More than 150 years ago, an ambitious woman named Belva Lockwood, with an education degree in hand, embarked on a new career at 249 Front St. in Owego and became the principal of the then Owego Female Seminary from 1863 to 1865.
Today, Julie and Ike Lovelass, along with Ike’s father, Lester, are starting a new chapter of history with their own ambitious qualities, by transforming the Front Street property, located just a few hundred feet east of the Church Street intersection, into the Belva Lockwood Inn. The Lovelass’ also own and operate the Owego Kitchen on Lake Street.
Julie commented, “I am fascinated by Belva Lockwood’s story, and part of this whole journey is to share it.”
Belva Lockwood studied law in the 1870’s, a noteworthy accomplishment for a woman of that time period, and then lobbied Congress to pass an anti-discrimination law to give women the right to practice in any federal court. Lockwood became the first woman to practice before the Supreme Court after President Rutherford B. Hayes signed the law in 1879. Lockwood is also known to have authored several articles about the women’s suffragist movement.
A notable fact, Lockwood ran for President of the United States twice, once in 1884 against Grover Cleveland, and again in 1888, opposing Benjamin Harrison, which, last year, prompted County Historian Emma Sedore, to suggest that the historic marker located outside 249 Front St. be updated to honor Lockwood’s accomplishments. It has since been changed.
Sedore pointed out, too, that Lockwood was so well respected that three communities in the United States were named for her – Belva, West Virginia; Lockwood, California; and, a little closer to home, Lockwood, N.Y.
An inductee at the National Women’s Hall of Fame at Seneca Falls, N.Y., Lockwood’s portrait is on display at the National Portrait Gallery in Washington, D.C.
The U.S.S. Belva Lockwood, a WWII merchant liberty ship, was named for her, and one of three figureheads of Lockwood is carved on a ship now displayed at Connecticut’s Mystic Seaport museum.
Lockwood did return to Owego in 1909, when she was welcomed back during what was called “Old Home Week,” and where she was a special guest speaker.
The Lovelass’ first toured the property in October last year.
Julie commented, “When we walked in, we felt an immediate connection.”
By November, the purchase was finalized, and with Ike and Lester managing a majority of the work today, along with the help of local tradesmen, progress has been moving right along.
Not to be confused with a bed-and-breakfast, Julie explained, “This will be a luxurious inn with hotel-style amenities, and also boutique-like linens and other accessories.”
The inn will feature five individual rooms with queen-sized beds and private baths, one with a claw foot tub and the rest with showers.

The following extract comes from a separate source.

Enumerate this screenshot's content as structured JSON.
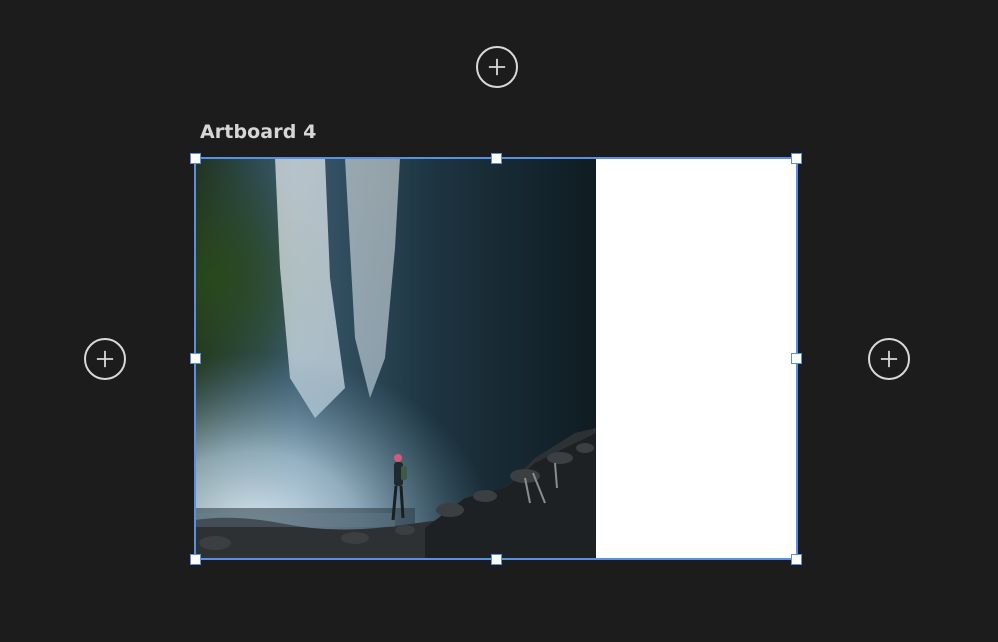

One disabled-access room will be located on the first floor, and a ramp will be built for access into the house.
Finished rooms will be named the “Hiawatha Island Room,” a room that overlooks the river and features a fireplace, along with the “Glass Room,” which will showcase creative glass artistry by a local artist, and the “Eagles Room,” a nod to the Fraternal Home of the Eagles Club who used the house during the mid-1900’s.
All floors inside were found intact and will be restored, Julie said, and, in addition, she is pleased that original doorknobs and other antique fixtures, like door hinges, still exist at the property. Detailed woodwork encompasses the trim around the windows, and several doors are original to the house. Other doors, architecturally salvaged, and specialty-crafted items will be added. Several glass chandeliers are also part of the lighting plan.
Water damage from a leaky roof caused the plaster molding to be compromised, and the front porch, an add-on from a more recent time, will be rebuilt.
Another notable fact, an underground tunnel was found in the basement of the home, which is presumed, but not confirmed, to be part of an escape route, and similar to other homes in the area.
The Belva Lockwood Inn is expected to be open by the fall of 2018. With a full kitchen on-site, catering for special events will be offered such as rehearsal dinners, small weddings and bridal showers, just to name a few, and will accommodate upwards of 50 people.
A liquor license for both the Inn and the catering business will be applied for, and reservations will be taken by summer.
Another level of excitement, the Inn will be featured in an upcoming segment of the HGTV series, “Hunting Vintage,” to be aired in late spring.
Julie commented, “We appreciate the support of the community,” and added, “It’s been nice to see people walk by and look, or slow down when they drive by.”